▶ _PROBLEM REQUIREMENTS_
Search the records for "token" and copy each line that holds it.

##############################

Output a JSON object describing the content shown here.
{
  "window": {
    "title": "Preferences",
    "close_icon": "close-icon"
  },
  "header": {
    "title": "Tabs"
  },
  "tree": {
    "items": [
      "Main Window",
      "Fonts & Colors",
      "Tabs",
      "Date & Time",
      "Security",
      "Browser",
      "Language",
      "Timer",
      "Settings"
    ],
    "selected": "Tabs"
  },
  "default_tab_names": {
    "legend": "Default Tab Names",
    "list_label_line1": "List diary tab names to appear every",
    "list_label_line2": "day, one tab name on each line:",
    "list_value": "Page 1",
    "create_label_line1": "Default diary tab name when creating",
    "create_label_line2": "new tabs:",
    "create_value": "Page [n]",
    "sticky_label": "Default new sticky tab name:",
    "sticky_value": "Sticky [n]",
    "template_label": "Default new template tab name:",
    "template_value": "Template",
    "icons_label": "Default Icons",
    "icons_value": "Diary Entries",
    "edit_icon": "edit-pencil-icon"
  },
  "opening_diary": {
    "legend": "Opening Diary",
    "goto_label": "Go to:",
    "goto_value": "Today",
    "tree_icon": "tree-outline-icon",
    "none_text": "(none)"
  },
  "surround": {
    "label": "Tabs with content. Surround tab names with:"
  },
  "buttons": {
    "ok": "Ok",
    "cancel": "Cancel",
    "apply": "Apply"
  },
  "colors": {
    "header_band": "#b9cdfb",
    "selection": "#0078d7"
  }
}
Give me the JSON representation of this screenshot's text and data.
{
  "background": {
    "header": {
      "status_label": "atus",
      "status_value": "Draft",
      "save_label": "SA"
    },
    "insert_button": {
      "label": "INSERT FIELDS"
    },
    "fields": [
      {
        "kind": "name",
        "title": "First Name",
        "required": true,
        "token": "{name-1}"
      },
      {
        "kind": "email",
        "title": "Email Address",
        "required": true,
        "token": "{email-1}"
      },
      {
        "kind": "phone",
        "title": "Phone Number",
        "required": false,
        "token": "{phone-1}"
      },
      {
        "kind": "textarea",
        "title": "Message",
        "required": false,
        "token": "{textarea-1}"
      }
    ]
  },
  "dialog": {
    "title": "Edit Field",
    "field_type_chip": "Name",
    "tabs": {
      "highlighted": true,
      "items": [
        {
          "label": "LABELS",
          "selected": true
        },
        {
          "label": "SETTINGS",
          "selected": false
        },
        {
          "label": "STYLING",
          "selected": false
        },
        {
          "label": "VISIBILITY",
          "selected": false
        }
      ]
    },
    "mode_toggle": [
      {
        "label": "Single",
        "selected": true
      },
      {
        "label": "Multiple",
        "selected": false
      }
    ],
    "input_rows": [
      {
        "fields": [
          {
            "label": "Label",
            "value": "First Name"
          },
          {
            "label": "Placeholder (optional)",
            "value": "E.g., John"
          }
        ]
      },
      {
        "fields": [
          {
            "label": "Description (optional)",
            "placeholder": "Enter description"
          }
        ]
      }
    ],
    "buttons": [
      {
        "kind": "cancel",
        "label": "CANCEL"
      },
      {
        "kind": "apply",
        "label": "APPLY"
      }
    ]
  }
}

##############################

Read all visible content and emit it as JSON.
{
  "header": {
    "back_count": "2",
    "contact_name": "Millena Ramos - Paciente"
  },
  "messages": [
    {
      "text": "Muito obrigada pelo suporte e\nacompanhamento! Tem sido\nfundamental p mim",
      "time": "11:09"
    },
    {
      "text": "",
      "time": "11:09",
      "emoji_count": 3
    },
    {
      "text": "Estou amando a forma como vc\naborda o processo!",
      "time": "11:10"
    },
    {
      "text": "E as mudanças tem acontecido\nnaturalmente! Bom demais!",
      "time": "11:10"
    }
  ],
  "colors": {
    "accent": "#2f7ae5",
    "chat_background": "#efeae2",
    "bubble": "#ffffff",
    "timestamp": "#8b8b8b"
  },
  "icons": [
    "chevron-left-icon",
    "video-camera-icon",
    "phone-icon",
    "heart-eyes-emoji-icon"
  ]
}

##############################

▶ _ANSWER AREA_
        "token": "{name-1}"
        "token": "{email-1}"
        "token": "{phone-1}"
        "token": "{textarea-1}"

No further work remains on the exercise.